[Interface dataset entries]

____________

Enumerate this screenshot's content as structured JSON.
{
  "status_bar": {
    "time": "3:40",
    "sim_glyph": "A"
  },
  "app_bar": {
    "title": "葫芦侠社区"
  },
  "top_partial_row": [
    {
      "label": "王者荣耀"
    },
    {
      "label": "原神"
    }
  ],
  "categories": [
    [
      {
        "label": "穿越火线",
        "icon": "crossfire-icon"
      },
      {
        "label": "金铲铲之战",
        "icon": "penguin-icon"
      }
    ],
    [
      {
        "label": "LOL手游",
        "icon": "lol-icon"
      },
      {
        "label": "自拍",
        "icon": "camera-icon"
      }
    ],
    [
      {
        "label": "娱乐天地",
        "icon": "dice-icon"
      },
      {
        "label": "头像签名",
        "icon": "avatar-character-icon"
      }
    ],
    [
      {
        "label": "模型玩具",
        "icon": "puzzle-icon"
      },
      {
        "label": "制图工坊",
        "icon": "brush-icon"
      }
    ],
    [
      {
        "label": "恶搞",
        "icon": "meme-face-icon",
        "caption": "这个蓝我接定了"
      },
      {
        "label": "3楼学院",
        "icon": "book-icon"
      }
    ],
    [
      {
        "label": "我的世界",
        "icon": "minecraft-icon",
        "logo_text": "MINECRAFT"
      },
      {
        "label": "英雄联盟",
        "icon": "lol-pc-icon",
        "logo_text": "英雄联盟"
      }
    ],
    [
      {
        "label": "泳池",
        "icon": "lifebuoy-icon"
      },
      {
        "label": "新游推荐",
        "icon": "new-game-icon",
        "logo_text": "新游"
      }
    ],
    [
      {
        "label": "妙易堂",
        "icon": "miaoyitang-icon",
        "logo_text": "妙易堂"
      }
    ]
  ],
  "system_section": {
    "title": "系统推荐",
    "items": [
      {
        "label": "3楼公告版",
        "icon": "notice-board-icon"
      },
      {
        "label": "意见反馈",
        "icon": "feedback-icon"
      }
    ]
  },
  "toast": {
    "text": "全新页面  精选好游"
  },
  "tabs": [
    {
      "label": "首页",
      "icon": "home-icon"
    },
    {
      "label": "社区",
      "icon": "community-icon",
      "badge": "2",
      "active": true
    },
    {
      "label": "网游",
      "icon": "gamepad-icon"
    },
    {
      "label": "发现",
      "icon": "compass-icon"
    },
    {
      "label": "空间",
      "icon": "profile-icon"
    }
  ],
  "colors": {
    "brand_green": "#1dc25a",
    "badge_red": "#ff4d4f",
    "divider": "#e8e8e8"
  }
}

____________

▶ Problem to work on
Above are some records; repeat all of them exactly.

▶ Task result
Enumerate this screenshot's content as structured JSON.
{
  "status_bar": {
    "time": "3:40",
    "sim_glyph": "A"
  },
  "app_bar": {
    "title": "葫芦侠社区"
  },
  "top_partial_row": [
    {
      "label": "王者荣耀"
    },
    {
      "label": "原神"
    }
  ],
  "categories": [
    [
      {
        "label": "穿越火线",
        "icon": "crossfire-icon"
      },
      {
        "label": "金铲铲之战",
        "icon": "penguin-icon"
      }
    ],
    [
      {
        "label": "LOL手游",
        "icon": "lol-icon"
      },
      {
        "label": "自拍",
        "icon": "camera-icon"
      }
    ],
    [
      {
        "label": "娱乐天地",
        "icon": "dice-icon"
      },
      {
        "label": "头像签名",
        "icon": "avatar-character-icon"
      }
    ],
    [
      {
        "label": "模型玩具",
        "icon": "puzzle-icon"
      },
      {
        "label": "制图工坊",
        "icon": "brush-icon"
      }
    ],
    [
      {
        "label": "恶搞",
        "icon": "meme-face-icon",
        "caption": "这个蓝我接定了"
      },
      {
        "label": "3楼学院",
        "icon": "book-icon"
      }
    ],
    [
      {
        "label": "我的世界",
        "icon": "minecraft-icon",
        "logo_text": "MINECRAFT"
      },
      {
        "label": "英雄联盟",
        "icon": "lol-pc-icon",
        "logo_text": "英雄联盟"
      }
    ],
    [
      {
        "label": "泳池",
        "icon": "lifebuoy-icon"
      },
      {
        "label": "新游推荐",
        "icon": "new-game-icon",
        "logo_text": "新游"
      }
    ],
    [
      {
        "label": "妙易堂",
        "icon": "miaoyitang-icon",
        "logo_text": "妙易堂"
      }
    ]
  ],
  "system_section": {
    "title": "系统推荐",
    "items": [
      {
        "label": "3楼公告版",
        "icon": "notice-board-icon"
      },
      {
        "label": "意见反馈",
        "icon": "feedback-icon"
      }
    ]
  },
  "toast": {
    "text": "全新页面  精选好游"
  },
  "tabs": [
    {
      "label": "首页",
      "icon": "home-icon"
    },
    {
      "label": "社区",
      "icon": "community-icon",
      "badge": "2",
      "active": true
    },
    {
      "label": "网游",
      "icon": "gamepad-icon"
    },
    {
      "label": "发现",
      "icon": "compass-icon"
    },
    {
      "label": "空间",
      "icon": "profile-icon"
    }
  ],
  "colors": {
    "brand_green": "#1dc25a",
    "badge_red": "#ff4d4f",
    "divider": "#e8e8e8"
  }
}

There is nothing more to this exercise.